Radish is a cool-season, fast-maturing, easy-to-grow vegetable. Garden radishes can be grown wherever there is sun and moist, fertile soil, even on the smallest city lot. Early varieties usually grow best in the cool days of early spring, but some later-maturing varieties can be planted for summer use. The variety French Breakfast holds up and grows better than most early types in summer heat if water is supplied regularly. Additional sowings of spring types can begin in late summer, to mature in the cooler, moister days of fall. Winter radishes are sown in midsummer to late summer, much as fall turnips. They are slower to develop than spring radishes; and they grow considerably larger, remain crisp longer, are usually more pungent and hold in the ground or store longer than spring varieties.

When to Plant

Spring radishes should be planted from as early as the soil can be worked until mid-spring. Make successive plantings of short rows every 10 to 14 days. Plant in spaces between slow-maturing vegetables (such as broccoli and Brussels sprouts) or in areas that will be used later for warm-season crops (peppers, tomatoes and squash). Spring radishes also can be planted in late winter in a protected cold frame, window box or container in the house or on the patio.
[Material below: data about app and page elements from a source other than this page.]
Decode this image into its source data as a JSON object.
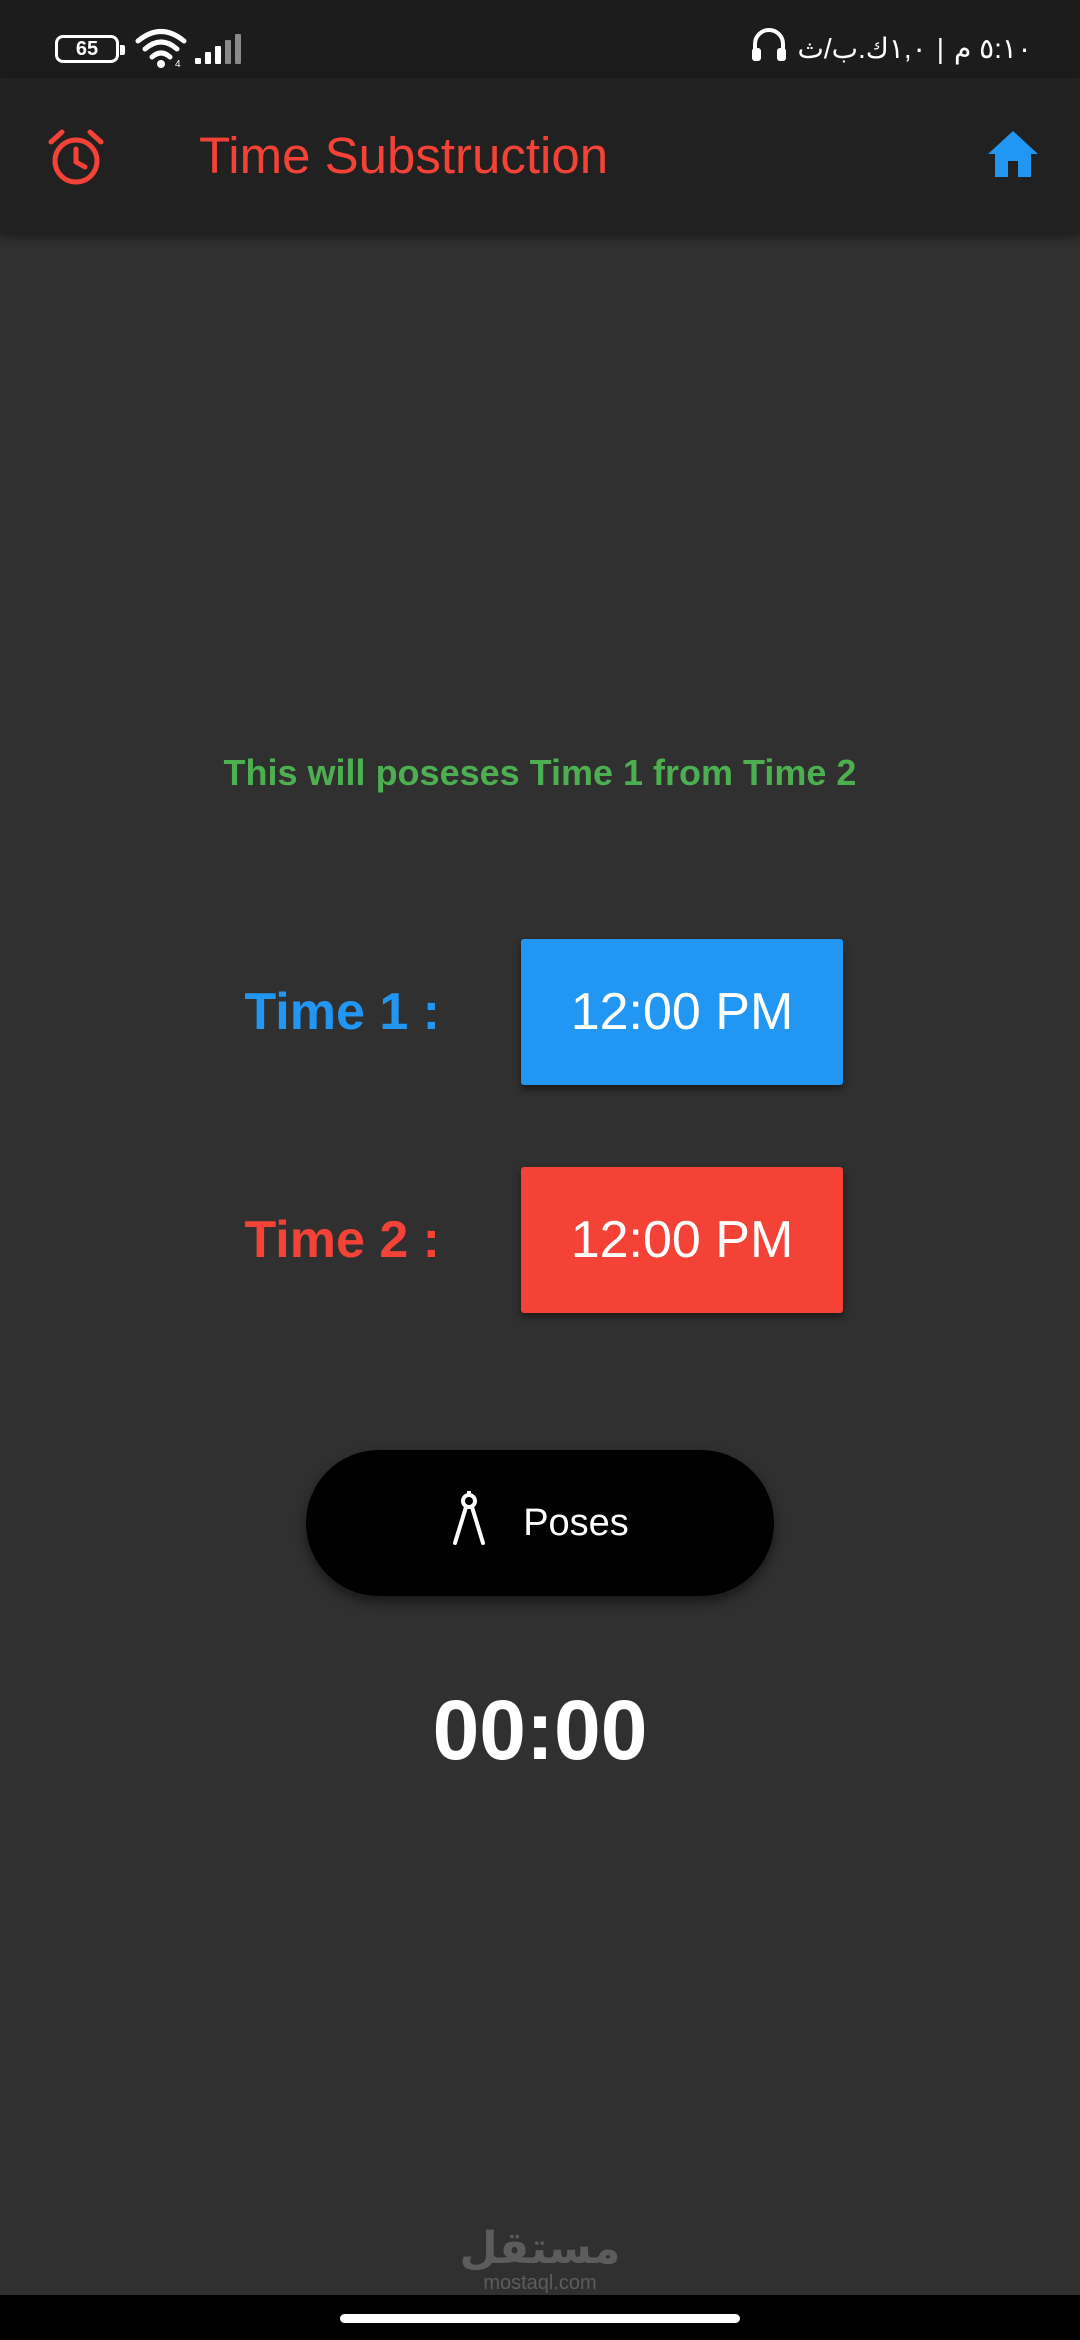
{
  "status_bar": {
    "battery_level": "65",
    "carrier_text": "١,٠ك.ب/ث",
    "separator": "|",
    "time": "٥:١٠ م",
    "icons": [
      "wifi-icon",
      "signal-icon",
      "headphones-icon"
    ]
  },
  "app_bar": {
    "title": "Time Substruction",
    "leading_icon": "alarm-icon",
    "trailing_icon": "home-icon"
  },
  "main": {
    "description": "This will poseses Time 1 from Time 2",
    "time1": {
      "label": "Time 1 :",
      "value": "12:00 PM"
    },
    "time2": {
      "label": "Time 2 :",
      "value": "12:00 PM"
    },
    "poses_button": {
      "label": "Poses",
      "icon": "compass-icon"
    },
    "result": "00:00"
  },
  "watermark": {
    "logo": "مستقل",
    "url": "mostaql.com"
  },
  "colors": {
    "accent_red": "#f44336",
    "accent_blue": "#2196f3",
    "accent_green": "#4caf50",
    "background": "#303030",
    "app_bar": "#212121"
  }
}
Later-maturing varieties of radishes (Icicle or French Breakfast) usually withstand heat better than the early maturing varieties and are recommended for late-spring planting for summer harvest. Winter radishes require a much longer time to mature than spring radishes and are planted at the same time as late turnips (usually midsummer to late summer).

Sunday, October 4, 2009

Survival Gardening


Gardening today is the same as it was 100 years ago. You till the soil then you plant. What do you plant? In some cases you must save seed from the past season. This is Survival Gardening.

Hello, my name is Ron, welcome. This article is about gardening to survive. I hope to teach you on some of the ways to get food and prepare for emergencies that could last for years.

Gardening yourself is the best way to acquire fresh vegetables, because you know how they were grown and you determine if they are grown organically or if you use pesticides to control insects.

Now in a survival situation you may not have the luxury of the normal ways of gardening. So you must make do with what you have. The first thing you need is seed. Remember if you garden be sure to let some of your plants go to seed, or fully mature to a dried up state. And store them in a cool dry place.

Half of surviving is being prepared; if you don’t have the tools to help you survive you will perish. So do what you need to do for your own comfort level.

Now if you actually want to have a survival garden in the woods it must blend in with the landscape, no matter where you are at it must blend in so it will not be stolen. Some things to do are cover the soil with leaves or some type of cover to make them blend in. Now you have to remember exactly where they are at or you may walk right over them yourself. Also don't leave any trails to your garden and come in from a different direction every time you go there so you don't leave a trail.

You still want to plant this garden in a remote place where no one will find it. But you also want your garden to be close to where you are. So you can keep an eye on it, and keep it properly watered and also watch the health of your plants. Now make sure your garden gets plenty of sun, this is important for the growth and development of your garden. Make sure you plant this garden in a place where it drains well like on the side of a hill. If you plant it in a low lying area it may trap water and drown your plants. Or be washed away by running water that flows down hill. Just be careful where you plant.

These are just a few things to consider if you ever have to plant in the wild, But be sure to have seed handy even if you have to buy it from a seed company at least you will have seed to survive.
Ron